RECORD SET:

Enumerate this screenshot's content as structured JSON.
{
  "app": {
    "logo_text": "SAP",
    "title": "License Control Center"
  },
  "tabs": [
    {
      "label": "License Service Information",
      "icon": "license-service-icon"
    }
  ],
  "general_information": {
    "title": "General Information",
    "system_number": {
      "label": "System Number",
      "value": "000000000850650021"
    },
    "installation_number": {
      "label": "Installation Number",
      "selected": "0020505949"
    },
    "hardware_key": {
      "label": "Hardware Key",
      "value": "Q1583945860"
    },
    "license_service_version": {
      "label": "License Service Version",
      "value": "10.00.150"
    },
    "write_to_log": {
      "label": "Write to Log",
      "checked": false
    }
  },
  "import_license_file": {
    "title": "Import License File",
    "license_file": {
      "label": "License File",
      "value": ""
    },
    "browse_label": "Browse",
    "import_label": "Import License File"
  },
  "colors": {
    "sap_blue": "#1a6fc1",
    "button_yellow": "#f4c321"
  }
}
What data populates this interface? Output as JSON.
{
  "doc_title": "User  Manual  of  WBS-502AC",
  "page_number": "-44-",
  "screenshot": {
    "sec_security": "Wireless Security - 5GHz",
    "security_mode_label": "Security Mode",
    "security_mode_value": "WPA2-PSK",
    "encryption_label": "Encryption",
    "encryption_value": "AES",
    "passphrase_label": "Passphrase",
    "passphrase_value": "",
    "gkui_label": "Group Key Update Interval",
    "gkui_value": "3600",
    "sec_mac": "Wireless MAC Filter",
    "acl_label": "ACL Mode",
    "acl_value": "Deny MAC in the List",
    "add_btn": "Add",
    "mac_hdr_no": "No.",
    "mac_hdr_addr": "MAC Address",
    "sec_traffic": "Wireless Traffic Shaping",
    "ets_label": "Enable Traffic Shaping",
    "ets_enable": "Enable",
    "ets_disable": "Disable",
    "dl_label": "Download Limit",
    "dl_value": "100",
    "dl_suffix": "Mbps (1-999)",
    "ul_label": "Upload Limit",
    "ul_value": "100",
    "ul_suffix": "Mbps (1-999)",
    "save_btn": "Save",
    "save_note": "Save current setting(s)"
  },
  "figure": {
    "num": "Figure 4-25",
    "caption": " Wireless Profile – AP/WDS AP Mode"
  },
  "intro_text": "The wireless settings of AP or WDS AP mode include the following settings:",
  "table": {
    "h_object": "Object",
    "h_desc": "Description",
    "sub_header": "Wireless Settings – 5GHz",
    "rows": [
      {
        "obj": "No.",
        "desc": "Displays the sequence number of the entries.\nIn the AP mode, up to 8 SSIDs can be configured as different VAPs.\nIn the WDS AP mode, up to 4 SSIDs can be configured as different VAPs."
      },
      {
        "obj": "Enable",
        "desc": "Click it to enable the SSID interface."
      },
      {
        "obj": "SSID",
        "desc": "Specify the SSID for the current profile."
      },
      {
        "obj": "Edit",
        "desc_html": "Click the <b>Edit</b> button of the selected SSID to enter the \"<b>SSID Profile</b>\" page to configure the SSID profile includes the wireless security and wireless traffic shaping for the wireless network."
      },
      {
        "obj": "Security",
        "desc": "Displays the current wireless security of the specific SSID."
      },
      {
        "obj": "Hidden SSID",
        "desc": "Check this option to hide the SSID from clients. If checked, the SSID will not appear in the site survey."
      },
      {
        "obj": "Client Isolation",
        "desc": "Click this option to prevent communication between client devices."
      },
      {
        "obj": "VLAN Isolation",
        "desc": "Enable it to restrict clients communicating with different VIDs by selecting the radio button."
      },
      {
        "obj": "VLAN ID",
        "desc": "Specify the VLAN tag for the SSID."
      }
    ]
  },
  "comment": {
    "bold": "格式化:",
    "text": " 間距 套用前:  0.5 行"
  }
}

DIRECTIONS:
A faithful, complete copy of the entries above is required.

ANSWER:
Enumerate this screenshot's content as structured JSON.
{
  "app": {
    "logo_text": "SAP",
    "title": "License Control Center"
  },
  "tabs": [
    {
      "label": "License Service Information",
      "icon": "license-service-icon"
    }
  ],
  "general_information": {
    "title": "General Information",
    "system_number": {
      "label": "System Number",
      "value": "000000000850650021"
    },
    "installation_number": {
      "label": "Installation Number",
      "selected": "0020505949"
    },
    "hardware_key": {
      "label": "Hardware Key",
      "value": "Q1583945860"
    },
    "license_service_version": {
      "label": "License Service Version",
      "value": "10.00.150"
    },
    "write_to_log": {
      "label": "Write to Log",
      "checked": false
    }
  },
  "import_license_file": {
    "title": "Import License File",
    "license_file": {
      "label": "License File",
      "value": ""
    },
    "browse_label": "Browse",
    "import_label": "Import License File"
  },
  "colors": {
    "sap_blue": "#1a6fc1",
    "button_yellow": "#f4c321"
  }
}
What data populates this interface? Output as JSON.
{
  "doc_title": "User  Manual  of  WBS-502AC",
  "page_number": "-44-",
  "screenshot": {
    "sec_security": "Wireless Security - 5GHz",
    "security_mode_label": "Security Mode",
    "security_mode_value": "WPA2-PSK",
    "encryption_label": "Encryption",
    "encryption_value": "AES",
    "passphrase_label": "Passphrase",
    "passphrase_value": "",
    "gkui_label": "Group Key Update Interval",
    "gkui_value": "3600",
    "sec_mac": "Wireless MAC Filter",
    "acl_label": "ACL Mode",
    "acl_value": "Deny MAC in the List",
    "add_btn": "Add",
    "mac_hdr_no": "No.",
    "mac_hdr_addr": "MAC Address",
    "sec_traffic": "Wireless Traffic Shaping",
    "ets_label": "Enable Traffic Shaping",
    "ets_enable": "Enable",
    "ets_disable": "Disable",
    "dl_label": "Download Limit",
    "dl_value": "100",
    "dl_suffix": "Mbps (1-999)",
    "ul_label": "Upload Limit",
    "ul_value": "100",
    "ul_suffix": "Mbps (1-999)",
    "save_btn": "Save",
    "save_note": "Save current setting(s)"
  },
  "figure": {
    "num": "Figure 4-25",
    "caption": " Wireless Profile – AP/WDS AP Mode"
  },
  "intro_text": "The wireless settings of AP or WDS AP mode include the following settings:",
  "table": {
    "h_object": "Object",
    "h_desc": "Description",
    "sub_header": "Wireless Settings – 5GHz",
    "rows": [
      {
        "obj": "No.",
        "desc": "Displays the sequence number of the entries.\nIn the AP mode, up to 8 SSIDs can be configured as different VAPs.\nIn the WDS AP mode, up to 4 SSIDs can be configured as different VAPs."
      },
      {
        "obj": "Enable",
        "desc": "Click it to enable the SSID interface."
      },
      {
        "obj": "SSID",
        "desc": "Specify the SSID for the current profile."
      },
      {
        "obj": "Edit",
        "desc_html": "Click the <b>Edit</b> button of the selected SSID to enter the \"<b>SSID Profile</b>\" page to configure the SSID profile includes the wireless security and wireless traffic shaping for the wireless network."
      },
      {
        "obj": "Security",
        "desc": "Displays the current wireless security of the specific SSID."
      },
      {
        "obj": "Hidden SSID",
        "desc": "Check this option to hide the SSID from clients. If checked, the SSID will not appear in the site survey."
      },
      {
        "obj": "Client Isolation",
        "desc": "Click this option to prevent communication between client devices."
      },
      {
        "obj": "VLAN Isolation",
        "desc": "Enable it to restrict clients communicating with different VIDs by selecting the radio button."
      },
      {
        "obj": "VLAN ID",
        "desc": "Specify the VLAN tag for the SSID."
      }
    ]
  },
  "comment": {
    "bold": "格式化:",
    "text": " 間距 套用前:  0.5 行"
  }
}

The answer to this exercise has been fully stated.